━━━━━ Excerpted records ━━━━━

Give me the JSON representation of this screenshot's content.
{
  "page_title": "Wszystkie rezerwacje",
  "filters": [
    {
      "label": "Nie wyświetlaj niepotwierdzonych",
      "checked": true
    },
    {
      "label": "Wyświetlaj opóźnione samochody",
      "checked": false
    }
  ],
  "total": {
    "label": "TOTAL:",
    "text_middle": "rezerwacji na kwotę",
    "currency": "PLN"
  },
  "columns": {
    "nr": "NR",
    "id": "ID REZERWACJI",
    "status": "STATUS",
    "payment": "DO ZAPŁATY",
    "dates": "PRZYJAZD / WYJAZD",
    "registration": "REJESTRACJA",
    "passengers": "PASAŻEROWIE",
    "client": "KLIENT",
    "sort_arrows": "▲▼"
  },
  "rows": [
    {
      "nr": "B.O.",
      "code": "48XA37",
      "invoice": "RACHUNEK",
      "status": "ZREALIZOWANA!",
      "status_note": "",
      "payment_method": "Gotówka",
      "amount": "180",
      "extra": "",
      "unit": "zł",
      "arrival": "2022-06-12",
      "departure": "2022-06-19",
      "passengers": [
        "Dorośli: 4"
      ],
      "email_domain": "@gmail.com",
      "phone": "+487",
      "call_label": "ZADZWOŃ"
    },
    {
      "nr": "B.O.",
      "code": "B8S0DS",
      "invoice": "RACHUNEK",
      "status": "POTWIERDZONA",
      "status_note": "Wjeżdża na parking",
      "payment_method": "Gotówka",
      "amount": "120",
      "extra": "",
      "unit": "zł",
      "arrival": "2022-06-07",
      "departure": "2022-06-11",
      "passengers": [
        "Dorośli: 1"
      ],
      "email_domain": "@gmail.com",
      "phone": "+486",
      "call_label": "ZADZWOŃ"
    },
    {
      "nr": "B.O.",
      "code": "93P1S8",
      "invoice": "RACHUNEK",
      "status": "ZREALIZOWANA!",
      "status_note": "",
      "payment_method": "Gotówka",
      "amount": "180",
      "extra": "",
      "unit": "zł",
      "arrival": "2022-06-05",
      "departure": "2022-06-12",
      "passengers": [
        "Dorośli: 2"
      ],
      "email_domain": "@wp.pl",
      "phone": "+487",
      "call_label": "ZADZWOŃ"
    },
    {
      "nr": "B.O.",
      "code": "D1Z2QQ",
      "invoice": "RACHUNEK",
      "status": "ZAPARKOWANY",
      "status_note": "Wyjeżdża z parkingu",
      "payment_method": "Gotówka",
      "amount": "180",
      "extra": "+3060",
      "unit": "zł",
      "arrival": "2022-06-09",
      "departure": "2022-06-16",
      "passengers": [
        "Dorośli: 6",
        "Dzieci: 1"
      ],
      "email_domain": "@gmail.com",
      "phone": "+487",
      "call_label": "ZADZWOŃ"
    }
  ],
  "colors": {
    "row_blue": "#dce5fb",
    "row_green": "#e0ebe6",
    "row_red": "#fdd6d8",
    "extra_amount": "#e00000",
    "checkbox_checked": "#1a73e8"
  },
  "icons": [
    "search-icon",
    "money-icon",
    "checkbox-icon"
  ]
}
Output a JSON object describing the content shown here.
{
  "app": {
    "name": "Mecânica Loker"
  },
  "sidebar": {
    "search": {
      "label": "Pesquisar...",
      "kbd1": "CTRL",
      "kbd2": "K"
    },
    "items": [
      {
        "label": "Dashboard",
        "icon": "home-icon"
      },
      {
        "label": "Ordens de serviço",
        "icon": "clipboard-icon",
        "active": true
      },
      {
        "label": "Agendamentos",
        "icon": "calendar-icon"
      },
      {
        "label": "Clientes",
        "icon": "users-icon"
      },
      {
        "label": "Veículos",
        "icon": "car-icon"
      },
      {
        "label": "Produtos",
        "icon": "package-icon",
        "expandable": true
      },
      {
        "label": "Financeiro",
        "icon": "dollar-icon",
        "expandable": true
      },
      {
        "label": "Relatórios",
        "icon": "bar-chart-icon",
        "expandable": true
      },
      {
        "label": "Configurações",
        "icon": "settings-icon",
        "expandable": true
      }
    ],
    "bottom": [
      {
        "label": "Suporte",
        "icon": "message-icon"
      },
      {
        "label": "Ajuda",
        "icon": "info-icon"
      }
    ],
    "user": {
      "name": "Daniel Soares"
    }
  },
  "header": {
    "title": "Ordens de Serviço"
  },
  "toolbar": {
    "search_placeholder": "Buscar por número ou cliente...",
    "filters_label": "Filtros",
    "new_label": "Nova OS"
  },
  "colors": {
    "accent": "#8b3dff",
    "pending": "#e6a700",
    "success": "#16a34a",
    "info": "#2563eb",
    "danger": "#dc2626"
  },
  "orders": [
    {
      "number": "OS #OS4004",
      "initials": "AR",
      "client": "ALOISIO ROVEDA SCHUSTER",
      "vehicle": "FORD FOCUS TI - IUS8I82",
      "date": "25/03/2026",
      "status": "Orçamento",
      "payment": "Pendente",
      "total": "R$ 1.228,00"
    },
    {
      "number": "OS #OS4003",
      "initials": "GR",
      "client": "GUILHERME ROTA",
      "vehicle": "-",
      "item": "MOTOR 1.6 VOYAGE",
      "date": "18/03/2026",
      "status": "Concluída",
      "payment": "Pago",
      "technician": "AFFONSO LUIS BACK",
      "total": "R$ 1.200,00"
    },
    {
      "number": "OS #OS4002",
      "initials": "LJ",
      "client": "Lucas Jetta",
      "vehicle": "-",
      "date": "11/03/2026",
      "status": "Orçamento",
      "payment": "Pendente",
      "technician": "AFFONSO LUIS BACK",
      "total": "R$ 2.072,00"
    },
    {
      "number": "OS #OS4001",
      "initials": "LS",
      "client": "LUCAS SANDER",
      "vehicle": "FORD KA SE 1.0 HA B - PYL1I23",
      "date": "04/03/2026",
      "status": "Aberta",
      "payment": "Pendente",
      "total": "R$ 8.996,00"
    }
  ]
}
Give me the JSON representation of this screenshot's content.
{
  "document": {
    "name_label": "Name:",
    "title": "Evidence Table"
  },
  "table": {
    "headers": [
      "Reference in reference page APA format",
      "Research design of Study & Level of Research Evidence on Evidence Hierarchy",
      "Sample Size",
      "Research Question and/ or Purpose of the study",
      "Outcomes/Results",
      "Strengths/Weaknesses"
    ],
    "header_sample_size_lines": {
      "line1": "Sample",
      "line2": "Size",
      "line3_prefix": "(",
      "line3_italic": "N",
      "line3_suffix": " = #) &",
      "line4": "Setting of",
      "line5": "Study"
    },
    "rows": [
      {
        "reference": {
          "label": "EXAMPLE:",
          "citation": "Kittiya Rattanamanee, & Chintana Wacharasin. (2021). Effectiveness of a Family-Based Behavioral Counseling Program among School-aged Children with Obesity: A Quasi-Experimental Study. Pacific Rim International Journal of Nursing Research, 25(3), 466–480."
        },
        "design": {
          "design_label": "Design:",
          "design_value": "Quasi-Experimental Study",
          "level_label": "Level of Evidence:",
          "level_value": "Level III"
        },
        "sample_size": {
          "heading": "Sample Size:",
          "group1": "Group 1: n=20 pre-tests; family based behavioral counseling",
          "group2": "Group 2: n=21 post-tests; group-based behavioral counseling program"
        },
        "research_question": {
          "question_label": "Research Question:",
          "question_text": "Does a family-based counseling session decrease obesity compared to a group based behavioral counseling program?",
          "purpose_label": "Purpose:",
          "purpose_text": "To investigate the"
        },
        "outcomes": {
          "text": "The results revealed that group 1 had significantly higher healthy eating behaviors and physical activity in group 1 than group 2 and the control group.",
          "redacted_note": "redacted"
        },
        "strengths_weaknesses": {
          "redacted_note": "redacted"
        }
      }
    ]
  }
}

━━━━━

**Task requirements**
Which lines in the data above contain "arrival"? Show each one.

**Response area**
      "arrival": "2022-06-12",
      "arrival": "2022-06-07",
      "arrival": "2022-06-05",
      "arrival": "2022-06-09",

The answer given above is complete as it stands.